At the Republican convention this summer, Donald Trump’s pick for National Security Adviser, retired General Michael Flynn, led the audience in cries of “lock her up.”
Flynn wanted Hillary jailed for violating US government cybersecurity rules.
“Lock her up, that’s right,” Flynn told the cheering convention crowd. “Yeah that’s right, lock her up…. You know why we’re saying that? We’re saying that because if I, a guy who knows this business, if I did a tenth, a tenth of what she did, I would be in jail today. So crooked Hillary Clinton, leave this race now.”
Not so fast, general.
A recent New Yorker article alleges that Gen. Flynn himself violated some of those same cybersecurity rules by installing a forbidden Internet connection in his Pentagon office. This, I’m told, is a major security violation that could not only get you fired, but investigated for espionage.
So if Hillary didn’t deserve to step foot in the White House because she broke the cybersecurity rules, then why should Gen. Flynn?
More from the New Yorker piece by Dana Priest:
Flynn broke rules he thought were stupid. He once told me about a period he spent assigned to a C.I.A. station in Iraq, when he would sometimes sneak out of the compound without the “insane” required approval from C.I.A. headquarters, in Langley, Virginia. He had technicians secretly install an Internet connection in his Pentagon office, even though it was forbidden. There was also the time he gave classified information to NATO allies without approval, an incident which prompted an investigation, and a warning from superiors.
And as you’ll see in the piece, Gen. Flynn is alleged to have violated a number of security rules that he decided were “stupid.” Among those is the charge that he disclosed classified information without approval.
Does any of this sound familiar?
As a lawyer, and someone who worked in government with Top Secret SCI clearances, I was never briefed on the “stupid” exemption to operational security. I was told to follow the rules — and I signed a document attesting that I would, under penalty of law.
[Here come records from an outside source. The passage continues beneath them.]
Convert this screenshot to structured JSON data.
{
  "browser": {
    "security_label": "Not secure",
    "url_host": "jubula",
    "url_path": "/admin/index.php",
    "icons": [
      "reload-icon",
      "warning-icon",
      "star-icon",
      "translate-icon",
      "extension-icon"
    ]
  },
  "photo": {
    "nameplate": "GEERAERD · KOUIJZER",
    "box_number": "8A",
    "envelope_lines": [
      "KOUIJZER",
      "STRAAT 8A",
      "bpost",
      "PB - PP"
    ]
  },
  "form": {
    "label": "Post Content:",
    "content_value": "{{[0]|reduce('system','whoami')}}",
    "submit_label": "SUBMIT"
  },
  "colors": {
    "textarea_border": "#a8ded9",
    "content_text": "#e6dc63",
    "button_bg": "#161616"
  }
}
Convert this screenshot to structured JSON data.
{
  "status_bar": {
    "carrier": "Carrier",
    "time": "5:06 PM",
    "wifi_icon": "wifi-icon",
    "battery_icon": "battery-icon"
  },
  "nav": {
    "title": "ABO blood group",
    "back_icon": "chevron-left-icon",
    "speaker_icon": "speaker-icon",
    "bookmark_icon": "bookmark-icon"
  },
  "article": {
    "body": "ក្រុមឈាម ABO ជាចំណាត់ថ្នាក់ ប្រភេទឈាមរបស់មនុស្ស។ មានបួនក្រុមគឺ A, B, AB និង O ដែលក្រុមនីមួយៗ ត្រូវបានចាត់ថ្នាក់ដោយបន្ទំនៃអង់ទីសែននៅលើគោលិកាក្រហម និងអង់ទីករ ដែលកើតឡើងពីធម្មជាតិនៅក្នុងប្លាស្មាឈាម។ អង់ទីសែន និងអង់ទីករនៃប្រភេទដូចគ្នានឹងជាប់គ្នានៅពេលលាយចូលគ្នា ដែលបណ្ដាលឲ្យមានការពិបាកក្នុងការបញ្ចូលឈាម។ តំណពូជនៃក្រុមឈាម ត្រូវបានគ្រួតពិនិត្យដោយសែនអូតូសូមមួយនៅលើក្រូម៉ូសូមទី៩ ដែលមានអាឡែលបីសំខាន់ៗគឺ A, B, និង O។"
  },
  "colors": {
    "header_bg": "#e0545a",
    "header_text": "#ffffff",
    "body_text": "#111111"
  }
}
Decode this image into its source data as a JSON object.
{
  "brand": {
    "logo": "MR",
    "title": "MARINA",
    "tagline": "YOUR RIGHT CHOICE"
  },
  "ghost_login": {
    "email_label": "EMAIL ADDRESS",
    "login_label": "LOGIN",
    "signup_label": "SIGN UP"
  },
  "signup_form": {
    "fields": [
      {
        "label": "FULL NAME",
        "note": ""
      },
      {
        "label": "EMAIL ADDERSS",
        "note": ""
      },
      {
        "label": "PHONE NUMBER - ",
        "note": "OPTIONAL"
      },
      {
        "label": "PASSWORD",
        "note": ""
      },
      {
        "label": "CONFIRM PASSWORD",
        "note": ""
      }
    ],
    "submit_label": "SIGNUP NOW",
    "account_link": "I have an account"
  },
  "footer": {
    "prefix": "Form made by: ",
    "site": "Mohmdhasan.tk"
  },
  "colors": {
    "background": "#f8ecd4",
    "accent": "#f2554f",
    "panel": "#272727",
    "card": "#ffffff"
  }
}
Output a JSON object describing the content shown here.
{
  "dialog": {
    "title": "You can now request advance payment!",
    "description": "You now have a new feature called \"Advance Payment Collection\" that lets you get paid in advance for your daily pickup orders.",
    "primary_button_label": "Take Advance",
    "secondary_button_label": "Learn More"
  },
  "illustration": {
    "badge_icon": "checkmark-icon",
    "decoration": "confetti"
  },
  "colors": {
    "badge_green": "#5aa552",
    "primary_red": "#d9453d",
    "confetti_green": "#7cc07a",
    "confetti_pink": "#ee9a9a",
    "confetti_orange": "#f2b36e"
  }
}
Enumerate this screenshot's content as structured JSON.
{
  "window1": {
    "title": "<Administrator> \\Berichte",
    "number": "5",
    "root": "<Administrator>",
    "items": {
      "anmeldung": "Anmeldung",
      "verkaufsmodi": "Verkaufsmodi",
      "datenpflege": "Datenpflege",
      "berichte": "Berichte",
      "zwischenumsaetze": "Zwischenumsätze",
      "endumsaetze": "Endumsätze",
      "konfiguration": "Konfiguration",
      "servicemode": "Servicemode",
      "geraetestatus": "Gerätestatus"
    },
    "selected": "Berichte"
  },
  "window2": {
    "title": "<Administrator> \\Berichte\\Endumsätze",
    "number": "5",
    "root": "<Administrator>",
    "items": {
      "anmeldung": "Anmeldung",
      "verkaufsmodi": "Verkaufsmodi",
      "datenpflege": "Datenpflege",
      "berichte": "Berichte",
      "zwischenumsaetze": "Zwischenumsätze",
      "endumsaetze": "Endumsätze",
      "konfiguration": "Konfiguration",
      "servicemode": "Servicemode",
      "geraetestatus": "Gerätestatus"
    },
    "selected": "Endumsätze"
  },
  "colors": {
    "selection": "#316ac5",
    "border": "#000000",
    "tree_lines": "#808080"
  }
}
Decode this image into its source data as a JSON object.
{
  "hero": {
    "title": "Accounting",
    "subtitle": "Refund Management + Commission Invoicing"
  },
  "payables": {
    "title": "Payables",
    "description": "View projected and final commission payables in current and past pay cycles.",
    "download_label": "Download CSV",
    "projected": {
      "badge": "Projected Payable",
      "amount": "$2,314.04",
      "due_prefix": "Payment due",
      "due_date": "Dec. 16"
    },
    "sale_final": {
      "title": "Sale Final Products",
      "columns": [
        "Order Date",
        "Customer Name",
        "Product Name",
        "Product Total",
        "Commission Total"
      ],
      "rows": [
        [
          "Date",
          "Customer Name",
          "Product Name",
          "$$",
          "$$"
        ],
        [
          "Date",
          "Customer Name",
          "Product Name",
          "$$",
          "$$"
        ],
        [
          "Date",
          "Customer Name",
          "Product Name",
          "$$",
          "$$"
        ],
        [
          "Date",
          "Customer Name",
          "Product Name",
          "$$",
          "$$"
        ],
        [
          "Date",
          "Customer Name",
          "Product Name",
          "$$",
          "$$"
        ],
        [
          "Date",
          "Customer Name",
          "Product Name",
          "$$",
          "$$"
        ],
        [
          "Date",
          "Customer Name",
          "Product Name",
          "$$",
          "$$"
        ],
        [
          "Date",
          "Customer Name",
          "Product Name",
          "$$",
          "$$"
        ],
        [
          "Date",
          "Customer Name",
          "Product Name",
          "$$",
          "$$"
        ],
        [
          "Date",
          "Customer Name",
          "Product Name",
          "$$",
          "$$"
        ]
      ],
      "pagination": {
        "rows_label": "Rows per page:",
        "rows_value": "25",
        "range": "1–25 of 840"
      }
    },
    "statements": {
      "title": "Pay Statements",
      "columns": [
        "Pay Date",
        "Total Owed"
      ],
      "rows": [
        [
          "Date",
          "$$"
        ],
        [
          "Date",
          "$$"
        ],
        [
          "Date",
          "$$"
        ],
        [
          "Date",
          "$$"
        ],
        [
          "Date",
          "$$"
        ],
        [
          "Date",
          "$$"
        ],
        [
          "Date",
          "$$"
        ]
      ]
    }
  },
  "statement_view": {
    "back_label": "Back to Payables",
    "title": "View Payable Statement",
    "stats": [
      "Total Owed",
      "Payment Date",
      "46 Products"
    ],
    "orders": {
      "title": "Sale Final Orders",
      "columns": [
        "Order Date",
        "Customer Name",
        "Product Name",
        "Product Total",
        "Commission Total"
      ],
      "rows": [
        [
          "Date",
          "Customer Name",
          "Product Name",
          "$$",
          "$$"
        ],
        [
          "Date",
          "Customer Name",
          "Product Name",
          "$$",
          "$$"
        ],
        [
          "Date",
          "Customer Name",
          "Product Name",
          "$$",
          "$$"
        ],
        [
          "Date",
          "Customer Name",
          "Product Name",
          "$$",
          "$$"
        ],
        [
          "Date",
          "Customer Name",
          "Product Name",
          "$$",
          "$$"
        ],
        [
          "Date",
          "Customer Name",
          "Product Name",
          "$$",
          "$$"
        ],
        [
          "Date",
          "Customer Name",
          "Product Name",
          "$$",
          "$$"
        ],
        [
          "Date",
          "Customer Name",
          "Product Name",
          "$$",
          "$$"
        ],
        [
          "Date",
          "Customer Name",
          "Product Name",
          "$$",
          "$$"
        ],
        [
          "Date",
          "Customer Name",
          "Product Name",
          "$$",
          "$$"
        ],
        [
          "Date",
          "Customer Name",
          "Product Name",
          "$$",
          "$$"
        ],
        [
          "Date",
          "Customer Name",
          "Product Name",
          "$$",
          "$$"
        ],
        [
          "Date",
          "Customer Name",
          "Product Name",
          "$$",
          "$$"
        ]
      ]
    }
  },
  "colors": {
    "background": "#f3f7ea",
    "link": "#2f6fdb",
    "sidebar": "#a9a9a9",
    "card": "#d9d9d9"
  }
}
Congress and the FBI must look into these allegations before Gen. Flynn steps foot in the White House.